=== DIRECTIONS ===
Check every line below for the string "following", and copy the lines that contain it.

- - -

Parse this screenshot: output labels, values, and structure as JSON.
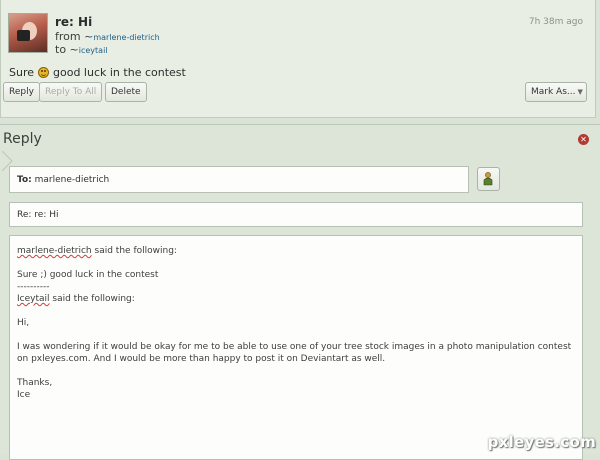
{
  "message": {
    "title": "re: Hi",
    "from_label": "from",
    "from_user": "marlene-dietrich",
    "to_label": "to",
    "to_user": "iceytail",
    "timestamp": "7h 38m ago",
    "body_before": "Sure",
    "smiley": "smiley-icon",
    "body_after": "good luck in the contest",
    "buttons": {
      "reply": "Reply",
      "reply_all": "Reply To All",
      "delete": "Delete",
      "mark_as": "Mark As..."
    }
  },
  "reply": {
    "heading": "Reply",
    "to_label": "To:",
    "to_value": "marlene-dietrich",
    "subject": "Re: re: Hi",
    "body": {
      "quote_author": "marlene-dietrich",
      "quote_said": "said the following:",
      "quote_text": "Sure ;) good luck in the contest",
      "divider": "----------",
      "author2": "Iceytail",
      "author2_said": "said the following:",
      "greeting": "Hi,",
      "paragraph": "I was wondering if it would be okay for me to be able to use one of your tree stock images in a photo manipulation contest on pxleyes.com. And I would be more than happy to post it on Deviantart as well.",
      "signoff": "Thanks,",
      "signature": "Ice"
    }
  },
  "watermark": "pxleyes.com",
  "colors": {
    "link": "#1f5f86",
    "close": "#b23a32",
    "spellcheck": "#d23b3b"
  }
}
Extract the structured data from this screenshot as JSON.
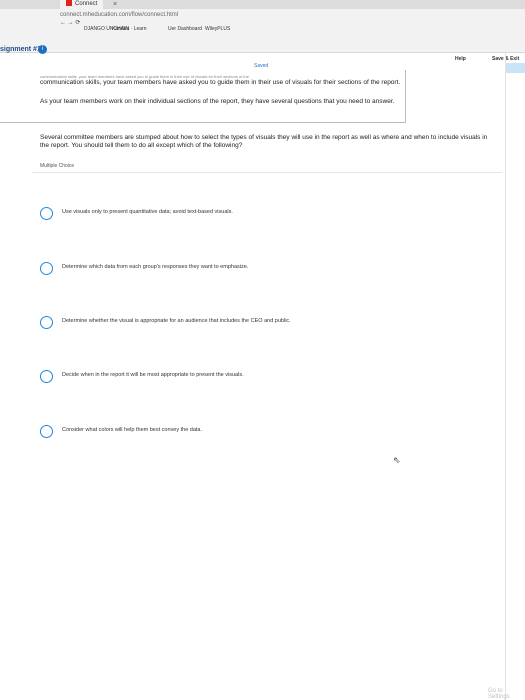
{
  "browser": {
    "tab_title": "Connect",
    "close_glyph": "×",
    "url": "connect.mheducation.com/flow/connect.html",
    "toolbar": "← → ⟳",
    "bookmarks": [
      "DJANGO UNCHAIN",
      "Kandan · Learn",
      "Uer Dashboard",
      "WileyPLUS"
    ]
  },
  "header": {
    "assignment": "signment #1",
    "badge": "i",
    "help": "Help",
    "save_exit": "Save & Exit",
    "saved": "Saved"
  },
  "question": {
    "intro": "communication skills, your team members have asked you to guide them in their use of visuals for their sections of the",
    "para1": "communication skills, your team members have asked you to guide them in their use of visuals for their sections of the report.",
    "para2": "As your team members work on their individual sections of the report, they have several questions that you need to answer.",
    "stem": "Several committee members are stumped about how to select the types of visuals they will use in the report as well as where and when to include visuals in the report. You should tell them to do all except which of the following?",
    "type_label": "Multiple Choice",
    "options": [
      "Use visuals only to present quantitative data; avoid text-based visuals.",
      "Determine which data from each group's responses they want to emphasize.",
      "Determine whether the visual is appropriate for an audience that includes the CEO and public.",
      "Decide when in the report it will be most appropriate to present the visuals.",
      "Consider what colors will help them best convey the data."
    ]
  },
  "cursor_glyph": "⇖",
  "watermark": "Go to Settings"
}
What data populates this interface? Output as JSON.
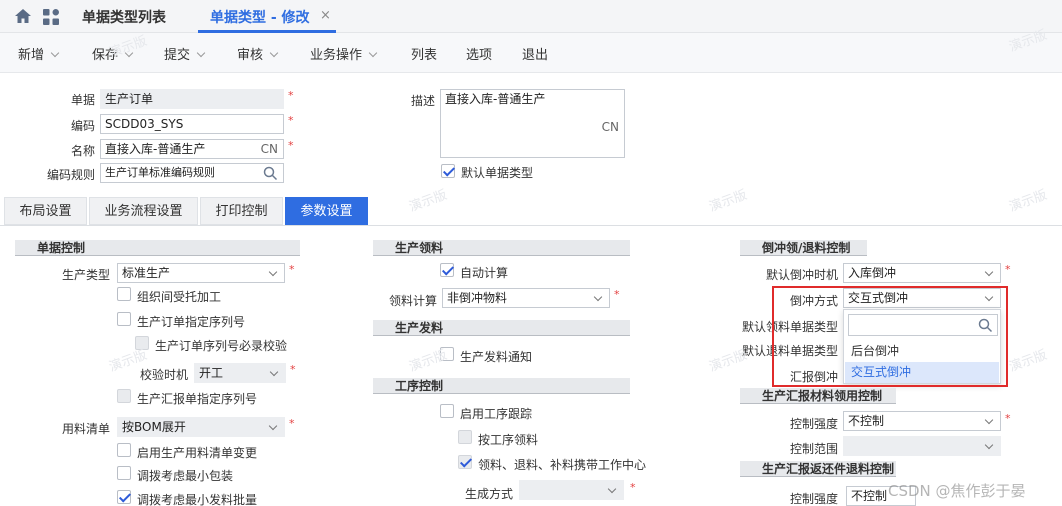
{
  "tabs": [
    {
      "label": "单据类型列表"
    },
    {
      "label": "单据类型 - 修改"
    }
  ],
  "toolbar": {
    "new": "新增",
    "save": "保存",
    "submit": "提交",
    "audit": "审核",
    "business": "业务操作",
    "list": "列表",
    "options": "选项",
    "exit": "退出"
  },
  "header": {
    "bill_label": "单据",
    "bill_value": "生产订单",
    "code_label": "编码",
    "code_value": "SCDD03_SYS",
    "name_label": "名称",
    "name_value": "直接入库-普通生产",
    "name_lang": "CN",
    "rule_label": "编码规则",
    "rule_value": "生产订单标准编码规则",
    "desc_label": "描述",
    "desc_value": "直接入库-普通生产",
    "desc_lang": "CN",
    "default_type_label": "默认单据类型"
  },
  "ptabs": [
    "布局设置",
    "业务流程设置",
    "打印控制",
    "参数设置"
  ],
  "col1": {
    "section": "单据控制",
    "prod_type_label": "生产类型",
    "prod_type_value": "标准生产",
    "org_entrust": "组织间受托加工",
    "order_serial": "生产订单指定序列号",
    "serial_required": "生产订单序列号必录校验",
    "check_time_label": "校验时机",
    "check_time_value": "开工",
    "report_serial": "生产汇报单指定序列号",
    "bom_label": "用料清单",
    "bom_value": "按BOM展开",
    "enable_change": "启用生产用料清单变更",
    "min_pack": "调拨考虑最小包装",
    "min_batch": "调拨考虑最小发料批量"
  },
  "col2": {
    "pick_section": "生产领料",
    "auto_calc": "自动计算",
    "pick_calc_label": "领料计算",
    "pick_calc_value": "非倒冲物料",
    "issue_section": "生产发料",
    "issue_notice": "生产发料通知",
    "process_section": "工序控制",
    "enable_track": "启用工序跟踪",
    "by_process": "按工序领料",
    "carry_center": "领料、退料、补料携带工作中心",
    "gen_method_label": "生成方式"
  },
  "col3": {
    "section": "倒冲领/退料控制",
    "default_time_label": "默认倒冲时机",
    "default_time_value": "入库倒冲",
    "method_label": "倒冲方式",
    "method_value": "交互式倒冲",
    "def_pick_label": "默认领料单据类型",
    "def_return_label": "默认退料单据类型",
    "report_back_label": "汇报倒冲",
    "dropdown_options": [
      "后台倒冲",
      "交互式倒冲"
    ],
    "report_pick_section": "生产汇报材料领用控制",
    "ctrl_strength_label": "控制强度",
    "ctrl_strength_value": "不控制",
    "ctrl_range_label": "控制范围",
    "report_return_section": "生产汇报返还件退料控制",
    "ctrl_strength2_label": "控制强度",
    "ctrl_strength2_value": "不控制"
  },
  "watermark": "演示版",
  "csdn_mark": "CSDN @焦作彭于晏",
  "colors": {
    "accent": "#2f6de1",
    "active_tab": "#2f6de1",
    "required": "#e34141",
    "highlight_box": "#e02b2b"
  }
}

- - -

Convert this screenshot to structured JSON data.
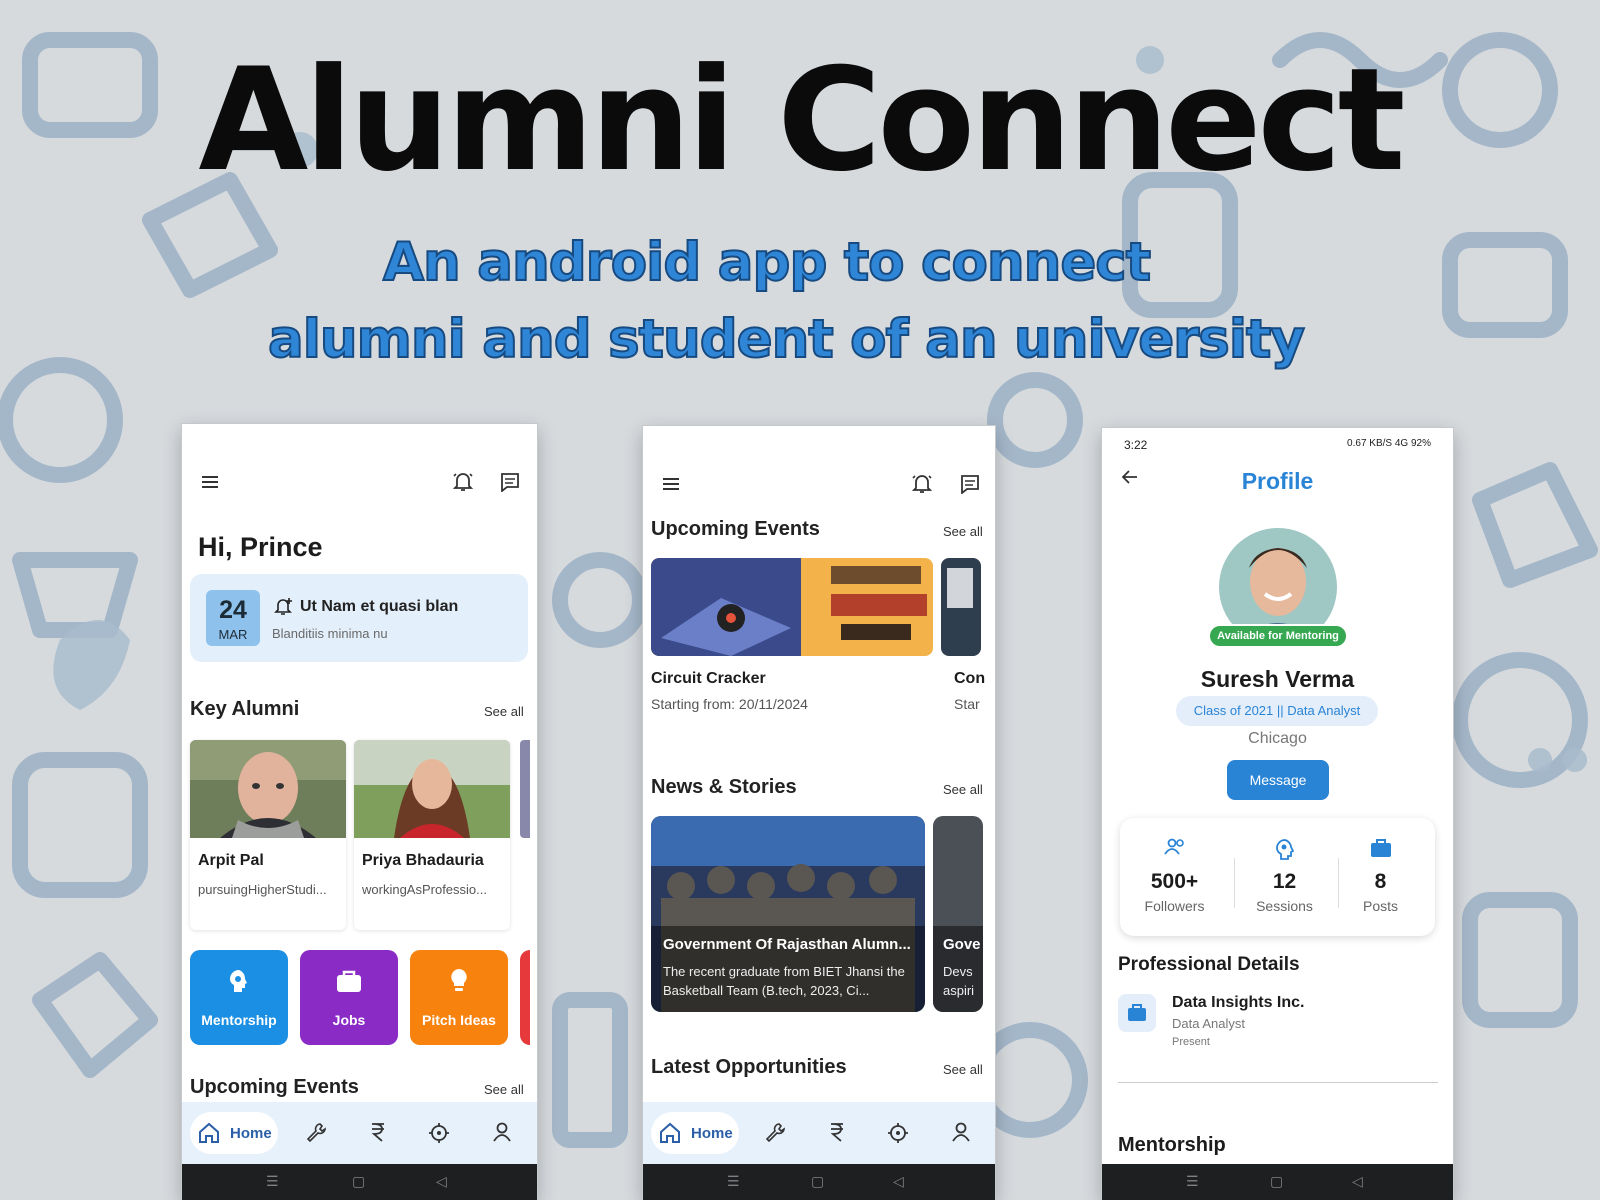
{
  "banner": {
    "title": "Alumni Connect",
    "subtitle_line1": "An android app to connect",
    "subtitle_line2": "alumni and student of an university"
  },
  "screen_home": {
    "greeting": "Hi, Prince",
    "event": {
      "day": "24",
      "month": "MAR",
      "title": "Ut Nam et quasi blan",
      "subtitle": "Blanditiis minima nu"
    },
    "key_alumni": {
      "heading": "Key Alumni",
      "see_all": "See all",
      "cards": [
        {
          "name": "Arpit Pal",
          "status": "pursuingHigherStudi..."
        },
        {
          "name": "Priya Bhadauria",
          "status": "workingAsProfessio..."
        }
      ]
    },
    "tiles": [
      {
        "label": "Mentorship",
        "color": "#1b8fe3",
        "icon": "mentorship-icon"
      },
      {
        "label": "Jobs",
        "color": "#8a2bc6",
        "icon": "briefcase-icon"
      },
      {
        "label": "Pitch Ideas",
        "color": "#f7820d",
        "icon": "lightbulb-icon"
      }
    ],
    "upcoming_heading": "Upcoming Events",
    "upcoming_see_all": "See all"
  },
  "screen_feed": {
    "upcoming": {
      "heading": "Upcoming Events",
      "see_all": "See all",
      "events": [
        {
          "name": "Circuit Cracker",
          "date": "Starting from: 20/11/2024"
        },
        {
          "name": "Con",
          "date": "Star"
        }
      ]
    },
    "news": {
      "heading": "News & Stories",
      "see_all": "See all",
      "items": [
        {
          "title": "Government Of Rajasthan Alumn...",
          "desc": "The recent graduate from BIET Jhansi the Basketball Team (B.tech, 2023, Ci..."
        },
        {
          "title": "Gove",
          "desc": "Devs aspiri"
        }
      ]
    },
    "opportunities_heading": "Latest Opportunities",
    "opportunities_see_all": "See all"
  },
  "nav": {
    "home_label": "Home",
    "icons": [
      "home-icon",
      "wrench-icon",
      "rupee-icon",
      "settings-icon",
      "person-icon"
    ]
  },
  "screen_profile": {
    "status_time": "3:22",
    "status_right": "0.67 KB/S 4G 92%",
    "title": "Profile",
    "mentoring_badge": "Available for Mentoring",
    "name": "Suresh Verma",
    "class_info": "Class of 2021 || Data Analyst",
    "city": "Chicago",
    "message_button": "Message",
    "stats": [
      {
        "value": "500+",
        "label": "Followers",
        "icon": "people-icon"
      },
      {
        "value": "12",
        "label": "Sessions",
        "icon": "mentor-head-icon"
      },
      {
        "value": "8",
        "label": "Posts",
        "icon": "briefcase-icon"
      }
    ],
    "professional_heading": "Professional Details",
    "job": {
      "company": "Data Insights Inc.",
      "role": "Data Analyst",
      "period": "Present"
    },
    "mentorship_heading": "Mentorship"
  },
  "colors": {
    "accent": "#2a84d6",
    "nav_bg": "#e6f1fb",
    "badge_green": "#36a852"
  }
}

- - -

=== EXERCISE ANSWER ===
      "quote_said": "said the following:",
      "author2_said": "said the following:",
    "stem": "Several committee members are stumped about how to select the types of visuals they will use in the report as well as where and when to include visuals in the report. You should tell them to do all except which of the following?",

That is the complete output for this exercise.